The feat was performed by Team Sky thanks to the furious chasing effort by last year’s winner Mikel Landa, who stretched the peloton and took advantage of the fatigue of the three leaders in the final uphill section on the way to Cles to quickly close down and bring things together with 1 km to go. After losing the GC lead chance, Ag2r made it up for it in the sprint, as Matteo Montaguti barely passed on the right of Thibaut Pinot to claim his first win in seven years. The Italian was quick to credit the Frenchman’s fair play in not slamming the door to him, and saving his chance for the final throw to the line.
Geraint Thomas stepped on the podium and wore the fuchsia jersey again – after his regular warmdown – with the awareness of having dodged a bullet. And he knows he will have to earn every inch of it in the final effort of tomorrow, from Smarano to Trento (192,5 km): the Passo Durone and Monte Bondone stand on the way of a possible third Team Sky celebration in the last three years.
“I hadn’t been winning for seven years, I am happy to have broken the drought here, as I strongly pressed on the Team to take part in this race. That’s the best possible preparation for the Giro d’Italia. My job for the day was to sprint to try to take away bonus seconds from Pinot, who sat behind Pozzovivo in the GC, but I don’t think even my team expected me to win.
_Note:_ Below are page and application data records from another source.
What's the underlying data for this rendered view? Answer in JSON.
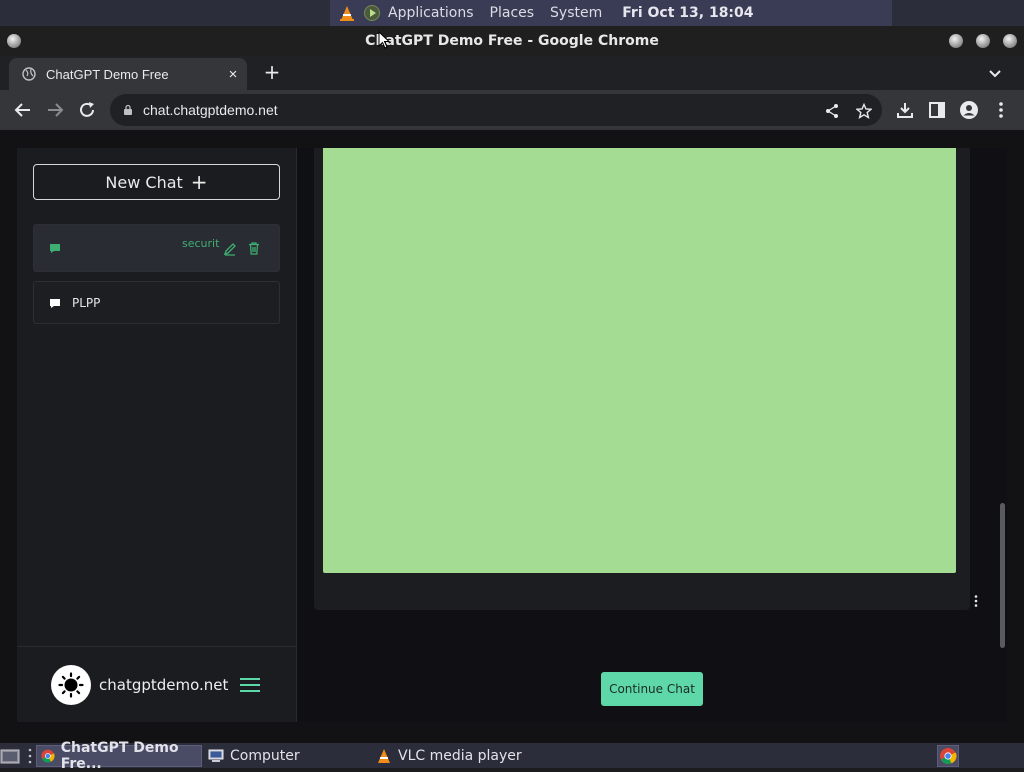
{
  "system_bar": {
    "menus": [
      "Applications",
      "Places",
      "System"
    ],
    "clock": "Fri Oct 13, 18:04"
  },
  "window": {
    "title": "ChatGPT Demo Free - Google Chrome"
  },
  "browser": {
    "tab_title": "ChatGPT Demo Free",
    "tab_close": "×",
    "new_tab": "+",
    "url": "chat.chatgptdemo.net"
  },
  "sidebar": {
    "new_chat_label": "New Chat",
    "new_chat_plus": "+",
    "chats": [
      {
        "label": "securit",
        "active": true
      },
      {
        "label": "PLPP",
        "active": false
      }
    ],
    "brand": "chatgptdemo.net"
  },
  "main": {
    "continue_label": "Continue Chat",
    "content_color": "#a3dc92",
    "button_color": "#5fd8a9"
  },
  "taskbar": {
    "items": [
      {
        "label": "ChatGPT Demo Fre...",
        "icon": "chrome-icon",
        "active": true
      },
      {
        "label": "Computer",
        "icon": "computer-icon",
        "active": false
      },
      {
        "label": "VLC media player",
        "icon": "vlc-icon",
        "active": false
      }
    ]
  }
}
I used my pistard skills to find the right channel and the winning throw. I thanked Pinot and congratulated him after the finish: he could have slammed the door to the right during the sprint, he played it fair. He was a real gentleman.”
“Dupont and I had to remain with Pozzovivo on the climb. When he attacked at the foot of the descent, I was also thinking to attack. In the end he did very good for me, as he forced Sky to push harder, and I could better prepare for the sprint. I would have loved to see Dupont in the leader’s jersey, he is a great guy, but today’s action eventually played into my hands.”
“Last year I did a good Giro with Pozzovivo, but I think I am stronger now than last year. I have a terrific shape, and I am looking forward to every chance, starting with the stages in Sardinia, that are way tougher that people might think.”
“It was a hard race today, our rivals put us under pressure, but we had a great team once again. Without the amazing contribution of my teammate, we wouldn’t have held the lead.”
“I think both Landa and I have chances for the Giro d’Italia: we will go into the third week and see who is better placed in the GC. I think having two cards to play can help to take some pressure off both of us. We have a strong team, hopefully we will get more luck than the last couple of years in the Giro.”
“I think the last stage will be full-gas, as usual. I wanted to get in the sprint today, but I got boxed, and Pinot was close once again. He is in good shape, and he is possibly the main threat for the GC, but there are several strong aggressive riders in the top-10 to be watched out.”